Antennas, Home Brew

Antennas, Home Brew

Postby aa1a » Sat Aug 31, 2002 7:38 am

Antenna designs

IMO antennas are the most interesting aspect of stumbling. Started hamming in the early 50s and probably have used em all by now. For 2.4gc. the spiral helix is great and even a short one is good for illuminating a dish from 1 to 10+ feet as it gets real louder.
Has anyone applied to FCC for certification of their antennas?

The pringles feed or 'polarplexer' as it was known in the 60s is a great portable, directional, easily rotated for V-pol vs. H-pol. and gets real killer if your were to couple into a folded aluminized cardboard box of the right 'horn' dimensions for DX, say out of your van on a high hill...

I am a refugee from 10ghz. ham radio where 300 miles on a 1' dish can be done, unlimited BW, but hams are a dying breed and mostly use cell phones now besides you guys are having more fun.

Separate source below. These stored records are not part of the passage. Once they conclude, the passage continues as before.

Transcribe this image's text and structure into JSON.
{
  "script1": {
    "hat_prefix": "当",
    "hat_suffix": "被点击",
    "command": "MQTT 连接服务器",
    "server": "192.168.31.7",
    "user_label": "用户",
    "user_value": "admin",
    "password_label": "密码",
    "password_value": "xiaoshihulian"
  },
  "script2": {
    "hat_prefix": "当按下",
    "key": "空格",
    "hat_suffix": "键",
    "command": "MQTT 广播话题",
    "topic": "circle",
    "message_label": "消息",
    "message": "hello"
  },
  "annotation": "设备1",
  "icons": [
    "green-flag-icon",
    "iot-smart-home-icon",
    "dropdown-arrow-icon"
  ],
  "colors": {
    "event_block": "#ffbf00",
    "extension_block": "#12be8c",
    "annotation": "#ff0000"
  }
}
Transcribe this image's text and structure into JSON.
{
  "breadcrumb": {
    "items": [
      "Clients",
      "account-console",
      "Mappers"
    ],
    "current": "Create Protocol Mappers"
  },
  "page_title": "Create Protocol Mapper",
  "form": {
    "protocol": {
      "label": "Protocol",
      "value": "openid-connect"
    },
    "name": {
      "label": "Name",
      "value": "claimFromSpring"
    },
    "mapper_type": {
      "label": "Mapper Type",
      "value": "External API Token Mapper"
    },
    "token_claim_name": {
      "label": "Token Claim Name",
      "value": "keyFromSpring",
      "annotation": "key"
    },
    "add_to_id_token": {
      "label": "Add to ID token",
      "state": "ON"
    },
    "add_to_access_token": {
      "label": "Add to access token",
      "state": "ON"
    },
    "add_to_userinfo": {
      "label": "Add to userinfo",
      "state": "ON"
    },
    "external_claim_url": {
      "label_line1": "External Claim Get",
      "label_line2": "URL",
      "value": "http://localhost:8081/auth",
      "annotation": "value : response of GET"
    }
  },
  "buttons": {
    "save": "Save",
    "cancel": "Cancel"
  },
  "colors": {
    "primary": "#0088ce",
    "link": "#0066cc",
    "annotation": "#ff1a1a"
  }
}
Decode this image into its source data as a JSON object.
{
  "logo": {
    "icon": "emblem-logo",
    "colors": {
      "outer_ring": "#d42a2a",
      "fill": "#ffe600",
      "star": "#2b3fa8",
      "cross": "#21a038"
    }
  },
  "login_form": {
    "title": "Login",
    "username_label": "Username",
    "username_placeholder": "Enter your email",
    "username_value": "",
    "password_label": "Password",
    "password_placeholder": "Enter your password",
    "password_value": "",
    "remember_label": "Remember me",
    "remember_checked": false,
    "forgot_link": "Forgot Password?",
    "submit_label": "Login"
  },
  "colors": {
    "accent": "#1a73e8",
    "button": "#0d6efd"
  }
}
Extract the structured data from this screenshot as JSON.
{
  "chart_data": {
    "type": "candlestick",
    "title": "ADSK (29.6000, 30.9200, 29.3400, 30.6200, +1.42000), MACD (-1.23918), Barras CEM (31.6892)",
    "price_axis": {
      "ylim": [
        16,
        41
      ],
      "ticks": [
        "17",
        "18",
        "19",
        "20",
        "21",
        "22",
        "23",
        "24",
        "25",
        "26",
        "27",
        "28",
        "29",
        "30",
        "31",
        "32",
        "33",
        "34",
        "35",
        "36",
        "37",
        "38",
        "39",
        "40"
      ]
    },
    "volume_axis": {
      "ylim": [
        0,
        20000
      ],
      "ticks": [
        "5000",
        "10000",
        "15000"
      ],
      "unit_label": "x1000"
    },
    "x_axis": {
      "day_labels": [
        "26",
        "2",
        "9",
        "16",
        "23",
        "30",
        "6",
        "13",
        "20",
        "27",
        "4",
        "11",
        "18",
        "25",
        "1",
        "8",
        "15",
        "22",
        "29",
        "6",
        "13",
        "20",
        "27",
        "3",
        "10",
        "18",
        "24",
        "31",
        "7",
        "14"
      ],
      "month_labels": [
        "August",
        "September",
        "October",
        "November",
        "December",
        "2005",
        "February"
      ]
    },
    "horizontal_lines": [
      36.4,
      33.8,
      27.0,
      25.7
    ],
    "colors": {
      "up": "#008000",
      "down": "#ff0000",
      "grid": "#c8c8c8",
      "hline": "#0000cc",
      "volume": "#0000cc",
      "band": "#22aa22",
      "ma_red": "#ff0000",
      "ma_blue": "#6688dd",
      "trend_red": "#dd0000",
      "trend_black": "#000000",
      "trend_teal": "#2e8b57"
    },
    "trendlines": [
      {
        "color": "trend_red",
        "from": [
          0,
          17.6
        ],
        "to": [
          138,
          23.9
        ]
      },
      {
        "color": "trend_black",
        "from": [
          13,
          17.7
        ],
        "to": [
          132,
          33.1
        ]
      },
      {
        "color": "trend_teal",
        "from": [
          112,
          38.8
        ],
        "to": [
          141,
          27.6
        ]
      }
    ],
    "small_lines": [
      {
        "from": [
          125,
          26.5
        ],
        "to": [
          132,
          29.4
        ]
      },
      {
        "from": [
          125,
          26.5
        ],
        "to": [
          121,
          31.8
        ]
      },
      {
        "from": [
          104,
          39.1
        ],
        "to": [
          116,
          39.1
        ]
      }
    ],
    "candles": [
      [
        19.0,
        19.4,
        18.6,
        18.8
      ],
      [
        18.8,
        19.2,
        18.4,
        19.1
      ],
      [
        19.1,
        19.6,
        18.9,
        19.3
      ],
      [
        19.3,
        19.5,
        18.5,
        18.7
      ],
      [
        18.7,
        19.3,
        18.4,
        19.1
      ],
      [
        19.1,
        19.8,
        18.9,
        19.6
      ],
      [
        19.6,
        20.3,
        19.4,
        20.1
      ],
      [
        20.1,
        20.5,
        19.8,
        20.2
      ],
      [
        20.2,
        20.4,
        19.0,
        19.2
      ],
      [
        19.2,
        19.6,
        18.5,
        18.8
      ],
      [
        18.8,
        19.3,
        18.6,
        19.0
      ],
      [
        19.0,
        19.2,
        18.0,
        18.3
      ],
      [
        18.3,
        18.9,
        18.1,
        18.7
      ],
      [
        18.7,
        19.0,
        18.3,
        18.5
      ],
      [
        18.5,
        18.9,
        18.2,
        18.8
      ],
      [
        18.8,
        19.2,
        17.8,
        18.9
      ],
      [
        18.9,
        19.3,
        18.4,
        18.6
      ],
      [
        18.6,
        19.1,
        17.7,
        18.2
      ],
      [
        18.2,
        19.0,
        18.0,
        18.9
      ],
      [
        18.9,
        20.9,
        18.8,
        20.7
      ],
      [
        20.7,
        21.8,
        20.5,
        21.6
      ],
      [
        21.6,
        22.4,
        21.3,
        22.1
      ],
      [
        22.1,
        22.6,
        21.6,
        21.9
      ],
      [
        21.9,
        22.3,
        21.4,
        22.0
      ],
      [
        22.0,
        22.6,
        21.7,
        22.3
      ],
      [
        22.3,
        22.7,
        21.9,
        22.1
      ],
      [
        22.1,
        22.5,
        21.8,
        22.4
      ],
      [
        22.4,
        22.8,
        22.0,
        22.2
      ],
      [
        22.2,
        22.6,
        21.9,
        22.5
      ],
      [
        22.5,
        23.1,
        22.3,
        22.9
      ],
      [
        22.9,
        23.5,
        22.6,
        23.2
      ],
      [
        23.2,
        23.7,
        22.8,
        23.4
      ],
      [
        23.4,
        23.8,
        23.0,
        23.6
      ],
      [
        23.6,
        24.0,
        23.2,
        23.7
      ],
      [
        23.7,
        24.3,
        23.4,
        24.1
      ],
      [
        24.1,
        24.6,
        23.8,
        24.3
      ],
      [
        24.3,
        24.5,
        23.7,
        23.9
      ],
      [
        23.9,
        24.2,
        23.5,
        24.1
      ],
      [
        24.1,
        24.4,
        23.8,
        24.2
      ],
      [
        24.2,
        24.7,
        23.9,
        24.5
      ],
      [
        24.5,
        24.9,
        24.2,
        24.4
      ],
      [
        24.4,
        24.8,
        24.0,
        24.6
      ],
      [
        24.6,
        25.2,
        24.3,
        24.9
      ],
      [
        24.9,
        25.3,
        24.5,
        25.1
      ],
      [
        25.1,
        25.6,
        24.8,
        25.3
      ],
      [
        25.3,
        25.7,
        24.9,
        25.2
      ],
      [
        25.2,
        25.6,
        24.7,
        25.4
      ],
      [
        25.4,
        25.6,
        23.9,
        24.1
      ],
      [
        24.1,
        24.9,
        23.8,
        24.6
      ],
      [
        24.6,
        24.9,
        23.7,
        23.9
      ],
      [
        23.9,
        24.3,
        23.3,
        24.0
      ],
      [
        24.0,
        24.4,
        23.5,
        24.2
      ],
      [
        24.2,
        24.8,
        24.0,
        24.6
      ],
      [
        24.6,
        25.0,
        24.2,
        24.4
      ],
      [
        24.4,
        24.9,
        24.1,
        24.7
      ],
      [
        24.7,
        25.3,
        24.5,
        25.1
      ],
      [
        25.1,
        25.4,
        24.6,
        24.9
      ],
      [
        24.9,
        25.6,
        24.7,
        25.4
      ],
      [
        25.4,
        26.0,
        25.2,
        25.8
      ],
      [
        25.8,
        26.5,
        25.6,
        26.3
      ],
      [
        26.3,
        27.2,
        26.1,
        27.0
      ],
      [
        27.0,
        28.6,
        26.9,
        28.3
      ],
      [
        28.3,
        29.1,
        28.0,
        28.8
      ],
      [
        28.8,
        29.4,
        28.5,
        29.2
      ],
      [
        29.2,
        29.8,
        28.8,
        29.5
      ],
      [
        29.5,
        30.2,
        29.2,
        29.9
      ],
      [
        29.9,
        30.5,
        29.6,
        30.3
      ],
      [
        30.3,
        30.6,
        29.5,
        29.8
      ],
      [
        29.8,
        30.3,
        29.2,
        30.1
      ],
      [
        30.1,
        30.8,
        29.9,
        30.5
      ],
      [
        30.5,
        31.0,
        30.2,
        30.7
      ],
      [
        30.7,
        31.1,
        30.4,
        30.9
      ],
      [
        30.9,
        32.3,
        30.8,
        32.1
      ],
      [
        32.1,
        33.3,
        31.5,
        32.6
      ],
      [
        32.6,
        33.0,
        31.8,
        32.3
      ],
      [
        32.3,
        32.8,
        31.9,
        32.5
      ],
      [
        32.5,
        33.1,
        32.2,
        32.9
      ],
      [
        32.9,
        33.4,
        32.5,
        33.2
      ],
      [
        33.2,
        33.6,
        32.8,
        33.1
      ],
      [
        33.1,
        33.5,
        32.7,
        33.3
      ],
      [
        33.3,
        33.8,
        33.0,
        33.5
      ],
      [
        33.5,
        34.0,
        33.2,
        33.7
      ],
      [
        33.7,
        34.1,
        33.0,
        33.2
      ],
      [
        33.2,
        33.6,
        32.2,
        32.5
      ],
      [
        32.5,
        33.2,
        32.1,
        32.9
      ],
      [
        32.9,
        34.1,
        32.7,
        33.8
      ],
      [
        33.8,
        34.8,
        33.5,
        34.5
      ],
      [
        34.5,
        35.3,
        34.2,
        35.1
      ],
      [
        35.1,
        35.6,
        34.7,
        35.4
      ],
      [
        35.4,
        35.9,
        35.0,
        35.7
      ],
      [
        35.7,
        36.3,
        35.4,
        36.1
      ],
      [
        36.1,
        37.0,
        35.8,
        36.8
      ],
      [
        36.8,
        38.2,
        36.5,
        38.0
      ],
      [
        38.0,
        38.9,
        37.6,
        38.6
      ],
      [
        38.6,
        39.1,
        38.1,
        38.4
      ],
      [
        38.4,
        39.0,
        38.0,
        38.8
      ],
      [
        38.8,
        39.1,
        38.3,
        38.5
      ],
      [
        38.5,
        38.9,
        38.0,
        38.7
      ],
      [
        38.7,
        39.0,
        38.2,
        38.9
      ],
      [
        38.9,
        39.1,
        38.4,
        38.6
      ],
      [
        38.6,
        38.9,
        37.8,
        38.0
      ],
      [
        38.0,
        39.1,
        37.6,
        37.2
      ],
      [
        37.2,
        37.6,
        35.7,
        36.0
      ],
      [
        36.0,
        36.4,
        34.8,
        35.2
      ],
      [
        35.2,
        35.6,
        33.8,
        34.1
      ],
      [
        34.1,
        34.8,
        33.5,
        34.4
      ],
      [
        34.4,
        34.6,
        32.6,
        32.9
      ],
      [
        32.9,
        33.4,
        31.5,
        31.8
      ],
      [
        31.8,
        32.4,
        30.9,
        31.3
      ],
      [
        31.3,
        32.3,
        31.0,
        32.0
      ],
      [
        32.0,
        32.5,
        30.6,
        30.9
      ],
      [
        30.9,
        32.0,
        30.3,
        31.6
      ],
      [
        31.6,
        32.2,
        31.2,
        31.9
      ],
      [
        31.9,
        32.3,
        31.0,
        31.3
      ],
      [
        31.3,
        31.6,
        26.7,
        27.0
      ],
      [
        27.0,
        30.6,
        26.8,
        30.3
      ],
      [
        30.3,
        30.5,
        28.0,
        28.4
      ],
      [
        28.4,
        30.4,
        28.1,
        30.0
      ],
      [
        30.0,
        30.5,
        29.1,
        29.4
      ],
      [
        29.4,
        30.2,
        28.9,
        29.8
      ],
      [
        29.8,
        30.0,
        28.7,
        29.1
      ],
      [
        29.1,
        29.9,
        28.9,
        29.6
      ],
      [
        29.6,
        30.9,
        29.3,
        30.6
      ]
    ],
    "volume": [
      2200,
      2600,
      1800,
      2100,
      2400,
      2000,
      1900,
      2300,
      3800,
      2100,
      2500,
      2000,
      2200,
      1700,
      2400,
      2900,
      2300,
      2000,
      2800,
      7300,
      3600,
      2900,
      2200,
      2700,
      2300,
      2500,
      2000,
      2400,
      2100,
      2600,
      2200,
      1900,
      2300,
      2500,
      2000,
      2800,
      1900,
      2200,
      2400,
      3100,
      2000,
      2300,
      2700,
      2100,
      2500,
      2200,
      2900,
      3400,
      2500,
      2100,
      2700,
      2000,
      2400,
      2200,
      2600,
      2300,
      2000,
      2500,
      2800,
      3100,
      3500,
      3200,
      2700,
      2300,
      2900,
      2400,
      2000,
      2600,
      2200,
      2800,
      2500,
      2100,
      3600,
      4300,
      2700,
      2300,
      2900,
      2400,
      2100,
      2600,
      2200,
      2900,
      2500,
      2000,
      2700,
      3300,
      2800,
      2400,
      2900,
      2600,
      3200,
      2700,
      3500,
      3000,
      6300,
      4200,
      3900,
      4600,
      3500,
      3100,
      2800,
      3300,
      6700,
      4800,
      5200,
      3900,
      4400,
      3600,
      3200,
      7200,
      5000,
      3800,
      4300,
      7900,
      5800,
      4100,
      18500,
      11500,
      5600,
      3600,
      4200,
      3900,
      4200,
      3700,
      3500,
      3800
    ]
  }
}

73s de Dave - AA1A - FN42pb - where wireless really took off in 1906 with the world's first radio voice broadcast and many inventions including antennas...

Report this post to a moderator | IP: Logged
Mini Stumbler
Posts: 6
Joined: Fri Aug 30, 2002 10:03 am
Location: Marshfield, Ma.

Postby ted » Sat Aug 31, 2002 8:19 am

Hi, and welcome!

I feel good seeing one with long history of antenna construction! I am myself relatively new here, and I have never been a ham. However, I have had interest in antennas for most of my life, and 2.4GHz has some interesting challences: Wavelength is a bit short/ frequency high to make it trivial to make direct downscalng of many constructs good for RF-VHF. Maybe the antennas like yagi are pretty neat and easy to make, but the matching of feed is more tricky due to tiny dimensions and thus greater accuracy needed. And all the secondary phenomens have bigger impact.

Because you have been on 10GHz you know the "other end" where "real microwaves" exist. I have myself seen and also somewhat tried simple microwave antennas for WiFi -- for example built a waveguide "cantenna" and plan soon to test bi-quad (which is, of course, actually also a typical VHF/UHF construction). But for travelling use, I have been thinking of tiny yagi, which may have easily quite impressive gain, and which would pack flat in a suitcase. Much neater and with better form-factor than a waveguide antenna, or a bi-quad or a dipole array. It would be also be possible to explain to (and be innocent enough for) airport security (no place to hide explosives there). But matching to 50 ohm coax needs a balun, and without instruments it would be hard to verify and tune. So I have not strated the project yet. What is your opinion about the matching issue?
Posts: 47
Joined: Thu Aug 01, 2002 11:35 am
Location: Houston,TX

Postby aa1a » Sat Aug 31, 2002 10:20 am

Hi Ted,

Am new to stumbling and just now received Fed-X from FAB with all the goods to get started...

I have a 'hole' here in the spectrum as far as test gear and sig gen., power meter, etc. but am looking through the surplus houses for some. A simple ham type down converter will do for the AVCOM spectrum analysis, Some reworked sig gen and test gear can be built up as well. I am looking forward to seeing the stumbler program working and to see if a 'signal strength' meter is part of the package to judge relative gain.

Am having many ideas as to innovations and improvements and will post them here as they happen.

As far as the 50 ohm termination goes, at these frequencies you shoot for a target then usually spend some time 'bending' and 'pruning' with the help of a VSWR meter.... A simple low per version should be possible to build for a few bux...

Here are some good sources for learning antenna fundamentals and construction. The 2304mhz. ham band and the 2400mhz AO-40 ( amateur satellite ) band articles are worth a look.
Try to see where they come from...

ARRL Antenna Handbook
RSGB Microwave Handbook series ( Radio Society Great Britain )
ARRL UHF/Microwave Experimenters Manual
ARRL Proceedings of Microwave handbook
ARRL UHF/Microwave Projects Manual

Right now am hoisting a grid antenna up on the tower with bi-directional amp. all store bought and out of the box.

Next antenna to try for getting out of ones back yard is a 5db omni with bi-directional amp all mounted in a PVC cannister and hoisted up into the high pine trees with the aid of a compound bow and counterweight.

This stumbling is getting the juices flowing once again...

73s from Dave

*Here is a thread on a local bbs that shows some basic ham type wireless. One is on 144 mhz. which is too low for us and some laser work which is too high... Now to 'focus' on 2.4 ghz.;f=3;t=000107;go=newer
Mini Stumbler
Posts: 6
Joined: Fri Aug 30, 2002 10:03 am
Location: Marshfield, Ma.

Return to Antennas

Who is online

Users browsing this forum: No registered users and 2 guests